"No one should have to go six months, three months, four months out without being able to see a video or see a recording,” she said.

Sgt. Heath Boackle, an executive board member with the Birmingham Fraternal Order of Police Lodge 1, tells us releasing body camera video too soon could jeopardize investigations.

"The concern would be if it comes out and its not the totality of the events before the case is even heard in a court of law, it could taint the jury and it also could give issues or concerns to the people that are seeing it without knowing all the facts,” Sgt. Boackle said.

The Alabama Broadcasters Association says it’s important for people and journalists to have access to public records. The ABA hopes this bill will make it a little easier to get them.

"Broadcasters have that responsibility It’s part of their roles as public servants. We’re licensed in the public service and it’s our role to be in that place for the public where they can’t often be,” Sharon Tinsley, president of the ABA, said.

Rep. Givan feels having a body camera law would strengthen public confidence and help with public safety.

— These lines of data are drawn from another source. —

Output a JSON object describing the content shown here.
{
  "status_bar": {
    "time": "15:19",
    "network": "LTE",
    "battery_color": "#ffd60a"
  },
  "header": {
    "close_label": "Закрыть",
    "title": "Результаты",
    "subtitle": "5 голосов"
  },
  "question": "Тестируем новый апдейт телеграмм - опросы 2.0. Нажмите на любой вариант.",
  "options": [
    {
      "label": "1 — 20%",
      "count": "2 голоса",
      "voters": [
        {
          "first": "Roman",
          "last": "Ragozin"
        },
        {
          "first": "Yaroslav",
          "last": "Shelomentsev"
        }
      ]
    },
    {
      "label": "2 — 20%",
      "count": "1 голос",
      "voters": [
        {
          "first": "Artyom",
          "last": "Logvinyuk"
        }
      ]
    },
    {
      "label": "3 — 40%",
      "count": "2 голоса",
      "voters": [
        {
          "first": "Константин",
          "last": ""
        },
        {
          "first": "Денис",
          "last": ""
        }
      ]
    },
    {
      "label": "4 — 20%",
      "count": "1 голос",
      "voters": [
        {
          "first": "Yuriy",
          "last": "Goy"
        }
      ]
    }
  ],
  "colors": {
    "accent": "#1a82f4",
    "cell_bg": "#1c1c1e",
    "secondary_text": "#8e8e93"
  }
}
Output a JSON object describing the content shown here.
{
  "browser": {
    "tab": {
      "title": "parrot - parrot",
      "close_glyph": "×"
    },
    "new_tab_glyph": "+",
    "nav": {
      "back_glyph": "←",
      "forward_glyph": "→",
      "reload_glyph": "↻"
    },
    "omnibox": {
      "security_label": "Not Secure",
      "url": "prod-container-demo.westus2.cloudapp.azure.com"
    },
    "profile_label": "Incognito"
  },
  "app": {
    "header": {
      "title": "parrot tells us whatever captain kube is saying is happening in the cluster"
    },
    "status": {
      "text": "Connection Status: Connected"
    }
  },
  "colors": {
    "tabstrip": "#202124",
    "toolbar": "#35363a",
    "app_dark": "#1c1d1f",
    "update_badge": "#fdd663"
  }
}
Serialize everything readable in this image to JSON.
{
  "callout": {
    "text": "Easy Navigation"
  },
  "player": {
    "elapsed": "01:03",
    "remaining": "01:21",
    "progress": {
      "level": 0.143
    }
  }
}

You can read more on the bill by clicking here.

Copyright 2019 WBRC. All rights reserved.